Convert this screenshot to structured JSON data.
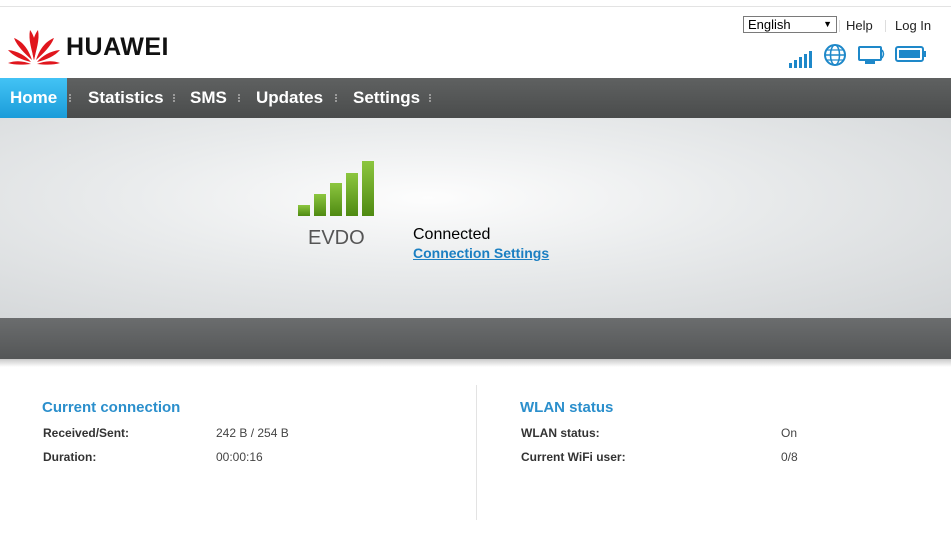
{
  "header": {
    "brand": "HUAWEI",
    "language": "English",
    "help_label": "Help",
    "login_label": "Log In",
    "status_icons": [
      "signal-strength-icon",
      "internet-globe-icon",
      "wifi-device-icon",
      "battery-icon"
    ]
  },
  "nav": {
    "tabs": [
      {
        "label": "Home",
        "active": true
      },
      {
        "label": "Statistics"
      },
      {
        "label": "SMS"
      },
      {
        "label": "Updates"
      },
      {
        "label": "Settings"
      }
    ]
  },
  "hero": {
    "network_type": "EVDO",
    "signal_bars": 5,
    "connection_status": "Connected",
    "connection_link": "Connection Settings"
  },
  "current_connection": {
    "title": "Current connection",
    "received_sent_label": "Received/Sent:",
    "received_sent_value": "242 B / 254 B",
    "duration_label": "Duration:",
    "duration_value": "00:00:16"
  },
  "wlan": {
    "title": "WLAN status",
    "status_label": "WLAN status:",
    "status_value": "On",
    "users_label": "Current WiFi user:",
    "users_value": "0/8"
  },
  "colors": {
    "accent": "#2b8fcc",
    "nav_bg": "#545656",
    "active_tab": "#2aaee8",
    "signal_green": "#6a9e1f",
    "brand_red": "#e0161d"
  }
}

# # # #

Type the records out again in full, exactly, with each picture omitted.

Convert this screenshot to structured JSON data.
{
  "header": {
    "brand": "HUAWEI",
    "language": "English",
    "help_label": "Help",
    "login_label": "Log In",
    "status_icons": [
      "signal-strength-icon",
      "internet-globe-icon",
      "wifi-device-icon",
      "battery-icon"
    ]
  },
  "nav": {
    "tabs": [
      {
        "label": "Home",
        "active": true
      },
      {
        "label": "Statistics"
      },
      {
        "label": "SMS"
      },
      {
        "label": "Updates"
      },
      {
        "label": "Settings"
      }
    ]
  },
  "hero": {
    "network_type": "EVDO",
    "signal_bars": 5,
    "connection_status": "Connected",
    "connection_link": "Connection Settings"
  },
  "current_connection": {
    "title": "Current connection",
    "received_sent_label": "Received/Sent:",
    "received_sent_value": "242 B / 254 B",
    "duration_label": "Duration:",
    "duration_value": "00:00:16"
  },
  "wlan": {
    "title": "WLAN status",
    "status_label": "WLAN status:",
    "status_value": "On",
    "users_label": "Current WiFi user:",
    "users_value": "0/8"
  },
  "colors": {
    "accent": "#2b8fcc",
    "nav_bg": "#545656",
    "active_tab": "#2aaee8",
    "signal_green": "#6a9e1f",
    "brand_red": "#e0161d"
  }
}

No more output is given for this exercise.